Records supplied START

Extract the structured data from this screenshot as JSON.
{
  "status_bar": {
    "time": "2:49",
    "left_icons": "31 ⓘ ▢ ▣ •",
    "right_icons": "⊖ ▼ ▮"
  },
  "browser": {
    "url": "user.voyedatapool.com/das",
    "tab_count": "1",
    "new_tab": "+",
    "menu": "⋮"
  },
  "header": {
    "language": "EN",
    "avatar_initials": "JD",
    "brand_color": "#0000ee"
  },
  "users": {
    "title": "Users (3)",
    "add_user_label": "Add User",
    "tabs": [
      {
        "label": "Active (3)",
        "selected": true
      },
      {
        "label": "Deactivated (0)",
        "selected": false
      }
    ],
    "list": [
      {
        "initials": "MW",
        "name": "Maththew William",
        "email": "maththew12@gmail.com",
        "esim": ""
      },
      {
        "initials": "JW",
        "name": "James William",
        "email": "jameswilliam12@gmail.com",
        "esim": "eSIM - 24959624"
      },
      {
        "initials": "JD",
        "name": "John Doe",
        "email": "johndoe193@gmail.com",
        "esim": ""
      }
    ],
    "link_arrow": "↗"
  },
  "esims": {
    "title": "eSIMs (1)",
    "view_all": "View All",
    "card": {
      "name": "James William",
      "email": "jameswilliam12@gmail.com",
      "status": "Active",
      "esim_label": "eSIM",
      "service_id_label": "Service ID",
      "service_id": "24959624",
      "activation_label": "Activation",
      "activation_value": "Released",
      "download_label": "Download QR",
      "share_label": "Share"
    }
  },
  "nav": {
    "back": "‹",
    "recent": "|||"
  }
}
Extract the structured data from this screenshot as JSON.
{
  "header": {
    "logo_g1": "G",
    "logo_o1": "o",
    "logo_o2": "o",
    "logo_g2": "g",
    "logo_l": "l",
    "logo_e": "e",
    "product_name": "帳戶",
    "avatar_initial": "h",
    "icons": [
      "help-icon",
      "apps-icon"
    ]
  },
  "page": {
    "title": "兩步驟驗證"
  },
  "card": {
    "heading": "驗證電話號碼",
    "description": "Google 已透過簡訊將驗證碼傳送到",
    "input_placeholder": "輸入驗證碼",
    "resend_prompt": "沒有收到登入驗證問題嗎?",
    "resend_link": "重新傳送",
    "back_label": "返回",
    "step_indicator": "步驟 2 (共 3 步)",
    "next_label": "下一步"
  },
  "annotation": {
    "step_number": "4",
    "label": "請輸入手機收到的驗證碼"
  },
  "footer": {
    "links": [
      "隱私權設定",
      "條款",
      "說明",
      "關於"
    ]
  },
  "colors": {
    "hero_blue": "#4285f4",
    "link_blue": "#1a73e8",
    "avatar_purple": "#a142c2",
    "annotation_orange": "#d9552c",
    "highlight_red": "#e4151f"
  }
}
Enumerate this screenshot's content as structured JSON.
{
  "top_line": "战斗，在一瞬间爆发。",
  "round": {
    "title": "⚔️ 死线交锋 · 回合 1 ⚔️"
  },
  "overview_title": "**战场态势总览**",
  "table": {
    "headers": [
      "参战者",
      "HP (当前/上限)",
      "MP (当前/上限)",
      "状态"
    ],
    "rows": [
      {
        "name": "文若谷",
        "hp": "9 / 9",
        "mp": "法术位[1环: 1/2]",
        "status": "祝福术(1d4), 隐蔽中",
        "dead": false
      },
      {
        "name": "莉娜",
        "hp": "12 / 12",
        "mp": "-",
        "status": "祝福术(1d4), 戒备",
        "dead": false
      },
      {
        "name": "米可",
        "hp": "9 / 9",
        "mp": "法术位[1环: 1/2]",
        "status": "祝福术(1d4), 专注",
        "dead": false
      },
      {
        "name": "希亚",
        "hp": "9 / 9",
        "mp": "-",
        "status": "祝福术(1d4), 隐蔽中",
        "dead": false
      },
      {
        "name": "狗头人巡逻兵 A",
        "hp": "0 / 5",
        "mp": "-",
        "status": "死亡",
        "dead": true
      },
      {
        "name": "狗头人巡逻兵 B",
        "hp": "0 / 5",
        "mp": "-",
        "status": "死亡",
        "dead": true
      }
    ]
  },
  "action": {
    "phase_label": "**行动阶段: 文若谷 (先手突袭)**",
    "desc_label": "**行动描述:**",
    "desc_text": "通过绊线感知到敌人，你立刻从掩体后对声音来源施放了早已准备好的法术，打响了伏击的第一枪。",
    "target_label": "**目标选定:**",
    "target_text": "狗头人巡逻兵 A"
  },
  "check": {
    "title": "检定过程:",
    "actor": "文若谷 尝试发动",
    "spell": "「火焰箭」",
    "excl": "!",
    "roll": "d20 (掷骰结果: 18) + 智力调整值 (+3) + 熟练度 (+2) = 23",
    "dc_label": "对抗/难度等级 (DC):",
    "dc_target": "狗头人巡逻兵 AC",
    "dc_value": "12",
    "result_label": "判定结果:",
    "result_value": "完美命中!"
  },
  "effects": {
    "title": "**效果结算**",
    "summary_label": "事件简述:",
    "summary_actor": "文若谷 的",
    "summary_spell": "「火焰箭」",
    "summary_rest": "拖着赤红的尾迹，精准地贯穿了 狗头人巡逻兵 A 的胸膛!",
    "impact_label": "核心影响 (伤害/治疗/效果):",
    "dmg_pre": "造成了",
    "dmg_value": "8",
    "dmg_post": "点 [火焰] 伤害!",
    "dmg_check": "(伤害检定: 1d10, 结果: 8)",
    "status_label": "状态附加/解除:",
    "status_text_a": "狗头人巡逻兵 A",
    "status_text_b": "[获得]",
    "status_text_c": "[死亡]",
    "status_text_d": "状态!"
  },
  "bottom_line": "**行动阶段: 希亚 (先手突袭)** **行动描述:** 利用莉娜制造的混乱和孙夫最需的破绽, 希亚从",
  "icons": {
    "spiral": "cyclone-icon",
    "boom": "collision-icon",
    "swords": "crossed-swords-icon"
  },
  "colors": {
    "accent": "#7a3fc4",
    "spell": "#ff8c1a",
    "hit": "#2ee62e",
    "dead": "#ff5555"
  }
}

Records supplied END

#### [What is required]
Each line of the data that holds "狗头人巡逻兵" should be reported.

#### [Expected answer]
        "name": "狗头人巡逻兵 A",
        "name": "狗头人巡逻兵 B",
    "target_text": "狗头人巡逻兵 A"
    "dc_target": "狗头人巡逻兵 AC",
    "summary_rest": "拖着赤红的尾迹，精准地贯穿了 狗头人巡逻兵 A 的胸膛!",
    "status_text_a": "狗头人巡逻兵 A",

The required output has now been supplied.